Debtors’ jail once stood in Jail Road
FOR the past two years the local Metro bus has been taking passengers from Liversedge to Heckmondwike via Batley on a Monday to Saturday basis.
As the bus driver takes us along White Lee Road on our left is Jail Road. A number of passengers have asked why is it called Jail Road.
I’ve now found the answer. Batley and Spen MP Mike Wood tells me a debtors’ prison once occupied Jail Road.
Out of curiosity I paid a visit to Heckmondwike Library to do some research. The jail was established soon after the passing of the first Insolvency Act in 1649.
It served as a debtors’ prison for Batley and Spen for 150 years. When it closed prisoners were transported to Wakefield Prison.

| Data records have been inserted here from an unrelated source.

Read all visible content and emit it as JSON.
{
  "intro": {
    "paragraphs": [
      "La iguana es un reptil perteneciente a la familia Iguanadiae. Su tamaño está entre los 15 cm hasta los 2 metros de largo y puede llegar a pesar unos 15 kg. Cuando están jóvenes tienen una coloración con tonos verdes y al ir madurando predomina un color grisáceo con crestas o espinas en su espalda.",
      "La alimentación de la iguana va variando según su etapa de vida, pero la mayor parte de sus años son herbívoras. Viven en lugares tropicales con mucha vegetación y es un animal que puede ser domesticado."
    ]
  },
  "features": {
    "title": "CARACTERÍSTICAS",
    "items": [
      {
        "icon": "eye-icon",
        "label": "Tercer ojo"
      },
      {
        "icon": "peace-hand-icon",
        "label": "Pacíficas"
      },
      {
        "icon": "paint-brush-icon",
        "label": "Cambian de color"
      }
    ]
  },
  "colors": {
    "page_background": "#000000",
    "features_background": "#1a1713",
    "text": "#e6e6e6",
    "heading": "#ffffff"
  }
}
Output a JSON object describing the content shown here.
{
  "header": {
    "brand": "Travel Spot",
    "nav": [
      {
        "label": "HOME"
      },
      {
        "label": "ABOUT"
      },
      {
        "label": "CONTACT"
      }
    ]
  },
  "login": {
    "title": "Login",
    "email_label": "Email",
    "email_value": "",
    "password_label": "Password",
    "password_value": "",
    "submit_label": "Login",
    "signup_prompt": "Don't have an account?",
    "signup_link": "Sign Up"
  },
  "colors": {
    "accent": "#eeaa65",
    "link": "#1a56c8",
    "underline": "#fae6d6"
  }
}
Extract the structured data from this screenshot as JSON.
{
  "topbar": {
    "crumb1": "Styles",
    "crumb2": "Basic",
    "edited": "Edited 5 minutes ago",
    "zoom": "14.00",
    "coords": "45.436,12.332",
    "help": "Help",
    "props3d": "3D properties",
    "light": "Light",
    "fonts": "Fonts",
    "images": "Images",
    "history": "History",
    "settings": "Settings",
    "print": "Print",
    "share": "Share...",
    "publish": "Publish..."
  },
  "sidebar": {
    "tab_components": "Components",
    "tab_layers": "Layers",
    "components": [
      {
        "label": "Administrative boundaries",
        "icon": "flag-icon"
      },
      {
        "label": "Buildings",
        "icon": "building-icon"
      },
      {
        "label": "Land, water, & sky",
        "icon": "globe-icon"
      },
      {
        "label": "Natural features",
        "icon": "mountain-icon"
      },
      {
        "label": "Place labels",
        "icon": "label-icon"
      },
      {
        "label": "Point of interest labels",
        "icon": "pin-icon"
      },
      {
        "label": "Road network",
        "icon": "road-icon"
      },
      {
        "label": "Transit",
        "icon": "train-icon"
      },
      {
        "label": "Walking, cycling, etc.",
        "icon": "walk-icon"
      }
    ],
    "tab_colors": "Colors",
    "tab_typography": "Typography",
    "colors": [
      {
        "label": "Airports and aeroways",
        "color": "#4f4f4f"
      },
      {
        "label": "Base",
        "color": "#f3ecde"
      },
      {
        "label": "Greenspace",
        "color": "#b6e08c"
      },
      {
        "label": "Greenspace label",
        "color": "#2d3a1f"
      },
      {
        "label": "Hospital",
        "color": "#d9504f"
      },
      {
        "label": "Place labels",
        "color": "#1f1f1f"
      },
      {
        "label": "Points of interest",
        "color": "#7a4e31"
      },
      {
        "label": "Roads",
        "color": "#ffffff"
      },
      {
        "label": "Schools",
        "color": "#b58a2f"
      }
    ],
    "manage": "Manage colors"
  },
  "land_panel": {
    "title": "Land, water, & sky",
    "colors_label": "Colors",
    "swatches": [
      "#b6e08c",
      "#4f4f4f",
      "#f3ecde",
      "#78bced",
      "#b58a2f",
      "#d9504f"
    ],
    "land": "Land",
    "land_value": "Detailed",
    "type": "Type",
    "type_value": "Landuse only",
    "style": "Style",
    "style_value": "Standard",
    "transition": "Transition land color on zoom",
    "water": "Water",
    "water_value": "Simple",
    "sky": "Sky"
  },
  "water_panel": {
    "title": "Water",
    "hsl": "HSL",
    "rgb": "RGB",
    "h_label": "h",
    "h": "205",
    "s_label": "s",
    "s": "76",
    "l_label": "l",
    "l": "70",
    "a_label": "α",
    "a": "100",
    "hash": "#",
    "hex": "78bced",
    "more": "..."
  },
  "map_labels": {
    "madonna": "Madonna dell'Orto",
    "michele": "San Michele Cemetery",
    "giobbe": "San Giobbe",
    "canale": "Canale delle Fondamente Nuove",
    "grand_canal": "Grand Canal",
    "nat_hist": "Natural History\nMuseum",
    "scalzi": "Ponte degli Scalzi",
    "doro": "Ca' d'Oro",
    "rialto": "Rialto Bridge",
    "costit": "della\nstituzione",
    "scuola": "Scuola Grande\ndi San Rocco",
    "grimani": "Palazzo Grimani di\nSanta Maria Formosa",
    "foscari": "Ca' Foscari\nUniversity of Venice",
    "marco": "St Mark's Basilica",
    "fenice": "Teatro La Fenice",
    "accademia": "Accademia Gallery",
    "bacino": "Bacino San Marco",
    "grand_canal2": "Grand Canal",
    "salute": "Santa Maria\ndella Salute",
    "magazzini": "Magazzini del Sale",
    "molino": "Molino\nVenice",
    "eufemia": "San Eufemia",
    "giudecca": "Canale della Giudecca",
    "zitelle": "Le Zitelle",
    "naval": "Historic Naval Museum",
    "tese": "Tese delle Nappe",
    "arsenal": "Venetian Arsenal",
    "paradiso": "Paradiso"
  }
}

The last keeper of White Lee jail was named Mayman, a native of Heckmondwike.
The ground plan of the prison was rectangular and the keepers were situated in front of the prison. Six of the jail rooms were for men and two were for women.
Prisoners were charged for their food and sleeping accommodation, and the longer they were detained the more they owed.
They could only be discharged if some person found the appropriate money.
Methodist preacher John Wesley visited the jail in 1779 and in 1780.
The history of Batley and Spen is fascinating. When I spoke at the boundary commission meeting in Leeds I highlighted its historical significance.